Wednesday, April 04, 2012 By Matthew Rosenberg, The New York Times News Service | Report
  • font size decrease font size decrease font size increase font size increase font size
  • Print

Kabul, Afghanistan - A series of Taliban attacks over the past two days have left 9 Afghan police officers dead and 14 missing, in the latest sign that insurgents are pressing their fight against security forces as the annual fighting season gets under way with the spring thaw.

In the deadliest episode, insurgents attacked a police post in the southern province of Helmand late Monday, killing four police officers and two civilians, said Col. Muhammad Nabi Elham, the provincial police chief. Three other police officers were missing, along with a police Toyota Ranger pickup truck and weapons kept at the post.

Mr. Elham initially said the officers at the post may have been poisoned but later backed off that claim. A Taliban spokesman, Qari Yousaf Ahmadi, said the insurgents carried out the attack and lost one of their own in the fighting on Monday.

Also on Monday night, insurgents attacked a checkpoint in Badakhshan Province, killing three police officers, said Abdul Marouf Rasekh, a spokesman for the provincial government, according to The Associated Press.

An additional 11 police officers were missing from the post, and authorities suspected that they had been kidnapped by the insurgents, who claimed responsibility for the attack and the abduction.

Two other Afghan police officers were killed in Kandahar Province when their truck hit a buried bomb on Tuesday, the provincial police said.

Losses from the American-led coalition also continued to mount, with three more deaths, all in eastern Afghanistan. One coalition service member was killed in a roadside bombing and another in a Taliban ambush. A third died from what was described as a “non-battle-related” injury.

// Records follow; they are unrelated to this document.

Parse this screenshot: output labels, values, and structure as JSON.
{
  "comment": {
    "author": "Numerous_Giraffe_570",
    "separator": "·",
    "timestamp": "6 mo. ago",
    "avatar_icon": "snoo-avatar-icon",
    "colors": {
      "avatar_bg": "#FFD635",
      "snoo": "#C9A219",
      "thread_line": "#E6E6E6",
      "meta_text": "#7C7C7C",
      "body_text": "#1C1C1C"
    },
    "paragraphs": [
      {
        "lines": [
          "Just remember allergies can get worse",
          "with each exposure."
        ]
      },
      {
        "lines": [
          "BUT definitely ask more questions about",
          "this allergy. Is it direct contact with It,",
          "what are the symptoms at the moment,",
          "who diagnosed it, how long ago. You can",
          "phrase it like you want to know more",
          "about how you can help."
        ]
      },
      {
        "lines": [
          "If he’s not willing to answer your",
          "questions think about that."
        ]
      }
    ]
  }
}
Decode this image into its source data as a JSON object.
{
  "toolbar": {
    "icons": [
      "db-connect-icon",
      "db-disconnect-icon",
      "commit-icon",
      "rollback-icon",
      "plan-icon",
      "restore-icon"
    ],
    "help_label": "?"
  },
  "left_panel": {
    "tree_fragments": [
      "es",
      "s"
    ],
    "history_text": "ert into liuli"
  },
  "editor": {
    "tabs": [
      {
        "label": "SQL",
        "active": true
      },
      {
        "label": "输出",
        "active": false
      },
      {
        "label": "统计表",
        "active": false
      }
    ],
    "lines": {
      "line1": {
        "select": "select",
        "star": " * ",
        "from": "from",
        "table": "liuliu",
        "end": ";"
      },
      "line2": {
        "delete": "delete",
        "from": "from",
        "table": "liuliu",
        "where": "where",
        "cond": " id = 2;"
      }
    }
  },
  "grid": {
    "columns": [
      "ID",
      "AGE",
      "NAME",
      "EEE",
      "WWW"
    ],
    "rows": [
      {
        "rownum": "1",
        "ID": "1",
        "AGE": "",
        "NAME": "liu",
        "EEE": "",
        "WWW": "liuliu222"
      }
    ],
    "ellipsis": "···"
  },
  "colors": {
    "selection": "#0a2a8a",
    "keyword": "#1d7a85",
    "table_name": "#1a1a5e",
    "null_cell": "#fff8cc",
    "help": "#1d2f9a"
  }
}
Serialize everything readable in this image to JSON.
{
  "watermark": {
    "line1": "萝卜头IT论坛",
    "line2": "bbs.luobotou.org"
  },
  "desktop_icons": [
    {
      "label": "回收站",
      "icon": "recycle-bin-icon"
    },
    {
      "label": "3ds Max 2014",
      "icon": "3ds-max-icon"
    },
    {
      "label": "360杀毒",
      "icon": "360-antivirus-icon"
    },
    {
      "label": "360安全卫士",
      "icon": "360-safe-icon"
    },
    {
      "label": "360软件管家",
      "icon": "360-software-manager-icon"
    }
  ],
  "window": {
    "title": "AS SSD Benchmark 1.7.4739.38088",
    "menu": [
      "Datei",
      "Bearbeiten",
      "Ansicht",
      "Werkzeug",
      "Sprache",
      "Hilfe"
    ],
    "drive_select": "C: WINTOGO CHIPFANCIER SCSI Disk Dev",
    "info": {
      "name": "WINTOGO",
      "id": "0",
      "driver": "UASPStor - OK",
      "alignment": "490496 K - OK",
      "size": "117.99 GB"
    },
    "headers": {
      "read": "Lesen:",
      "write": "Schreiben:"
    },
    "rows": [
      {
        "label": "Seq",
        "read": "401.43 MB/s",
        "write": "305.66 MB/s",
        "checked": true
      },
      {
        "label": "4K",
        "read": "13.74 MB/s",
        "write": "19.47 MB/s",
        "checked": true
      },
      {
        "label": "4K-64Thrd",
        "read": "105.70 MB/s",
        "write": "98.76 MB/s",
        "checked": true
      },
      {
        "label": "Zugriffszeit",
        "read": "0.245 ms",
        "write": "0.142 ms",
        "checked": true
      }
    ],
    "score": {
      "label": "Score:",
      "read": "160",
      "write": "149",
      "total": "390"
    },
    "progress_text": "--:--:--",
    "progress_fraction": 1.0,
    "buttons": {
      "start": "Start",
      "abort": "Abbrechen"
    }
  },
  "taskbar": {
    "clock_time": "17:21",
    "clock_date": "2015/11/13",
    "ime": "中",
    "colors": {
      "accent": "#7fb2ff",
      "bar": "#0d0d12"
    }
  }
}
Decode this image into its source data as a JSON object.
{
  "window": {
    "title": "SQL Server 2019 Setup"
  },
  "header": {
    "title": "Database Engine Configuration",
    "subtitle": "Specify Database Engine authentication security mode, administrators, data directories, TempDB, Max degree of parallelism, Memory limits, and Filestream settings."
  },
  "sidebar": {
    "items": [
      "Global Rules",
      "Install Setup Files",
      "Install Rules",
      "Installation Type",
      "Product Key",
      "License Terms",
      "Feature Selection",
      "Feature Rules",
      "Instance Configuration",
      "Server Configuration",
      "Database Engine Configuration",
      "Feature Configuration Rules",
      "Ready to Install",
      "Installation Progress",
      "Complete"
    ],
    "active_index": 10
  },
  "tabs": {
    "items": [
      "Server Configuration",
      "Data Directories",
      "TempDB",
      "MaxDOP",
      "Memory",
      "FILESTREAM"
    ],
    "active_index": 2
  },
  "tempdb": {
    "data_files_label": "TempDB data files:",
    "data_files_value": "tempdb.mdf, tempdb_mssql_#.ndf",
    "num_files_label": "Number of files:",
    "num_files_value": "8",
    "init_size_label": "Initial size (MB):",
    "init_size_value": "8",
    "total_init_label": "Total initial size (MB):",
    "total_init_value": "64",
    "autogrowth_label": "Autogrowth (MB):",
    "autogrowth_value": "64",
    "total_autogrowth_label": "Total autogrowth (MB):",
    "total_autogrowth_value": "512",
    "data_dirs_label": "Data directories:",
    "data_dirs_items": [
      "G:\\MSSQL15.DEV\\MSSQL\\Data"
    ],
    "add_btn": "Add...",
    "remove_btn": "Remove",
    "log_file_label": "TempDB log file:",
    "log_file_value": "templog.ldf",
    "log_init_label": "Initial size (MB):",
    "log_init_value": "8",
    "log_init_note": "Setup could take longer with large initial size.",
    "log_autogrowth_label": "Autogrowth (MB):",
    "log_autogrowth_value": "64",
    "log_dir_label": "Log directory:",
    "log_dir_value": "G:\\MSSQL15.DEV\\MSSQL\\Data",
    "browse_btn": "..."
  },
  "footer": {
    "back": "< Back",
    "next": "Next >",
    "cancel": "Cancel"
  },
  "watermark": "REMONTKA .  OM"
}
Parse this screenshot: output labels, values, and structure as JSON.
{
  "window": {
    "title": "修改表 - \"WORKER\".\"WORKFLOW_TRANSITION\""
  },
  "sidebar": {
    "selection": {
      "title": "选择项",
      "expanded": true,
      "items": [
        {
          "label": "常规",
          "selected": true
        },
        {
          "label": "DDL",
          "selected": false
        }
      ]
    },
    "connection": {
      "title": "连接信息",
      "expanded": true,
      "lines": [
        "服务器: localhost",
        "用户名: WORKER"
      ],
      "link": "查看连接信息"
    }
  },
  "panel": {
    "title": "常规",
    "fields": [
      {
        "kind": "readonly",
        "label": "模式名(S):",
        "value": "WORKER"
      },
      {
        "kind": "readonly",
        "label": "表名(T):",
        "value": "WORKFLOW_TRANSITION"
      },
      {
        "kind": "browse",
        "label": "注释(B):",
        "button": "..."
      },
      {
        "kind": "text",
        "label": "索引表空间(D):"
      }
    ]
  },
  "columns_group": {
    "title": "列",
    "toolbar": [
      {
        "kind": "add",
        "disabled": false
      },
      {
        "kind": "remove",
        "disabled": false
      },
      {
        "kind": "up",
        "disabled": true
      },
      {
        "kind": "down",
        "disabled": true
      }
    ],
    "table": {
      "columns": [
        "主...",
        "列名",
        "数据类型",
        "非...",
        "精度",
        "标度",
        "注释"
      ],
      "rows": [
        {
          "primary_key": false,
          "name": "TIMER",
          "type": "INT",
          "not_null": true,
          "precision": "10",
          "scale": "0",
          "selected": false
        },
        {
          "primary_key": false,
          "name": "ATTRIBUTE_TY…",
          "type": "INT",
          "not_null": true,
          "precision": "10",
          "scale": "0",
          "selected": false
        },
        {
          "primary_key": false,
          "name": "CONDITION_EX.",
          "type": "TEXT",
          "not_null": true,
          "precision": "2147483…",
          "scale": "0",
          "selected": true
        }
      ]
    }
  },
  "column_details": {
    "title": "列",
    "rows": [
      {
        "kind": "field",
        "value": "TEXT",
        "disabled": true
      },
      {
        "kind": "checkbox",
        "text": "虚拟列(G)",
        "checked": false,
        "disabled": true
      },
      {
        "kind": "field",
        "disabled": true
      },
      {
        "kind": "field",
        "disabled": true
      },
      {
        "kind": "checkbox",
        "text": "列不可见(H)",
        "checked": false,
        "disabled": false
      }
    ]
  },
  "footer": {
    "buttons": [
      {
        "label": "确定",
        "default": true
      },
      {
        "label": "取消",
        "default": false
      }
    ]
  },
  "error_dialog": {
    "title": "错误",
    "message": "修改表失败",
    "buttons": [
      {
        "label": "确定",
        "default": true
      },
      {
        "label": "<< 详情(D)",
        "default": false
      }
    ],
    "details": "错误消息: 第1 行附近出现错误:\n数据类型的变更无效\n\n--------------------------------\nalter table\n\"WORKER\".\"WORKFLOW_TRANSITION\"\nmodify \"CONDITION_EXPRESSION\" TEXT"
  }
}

© 2017 The New York Times Company Truthout has licensed this content. It may not be reproduced by any other source and is not covered by our Creative Commons license.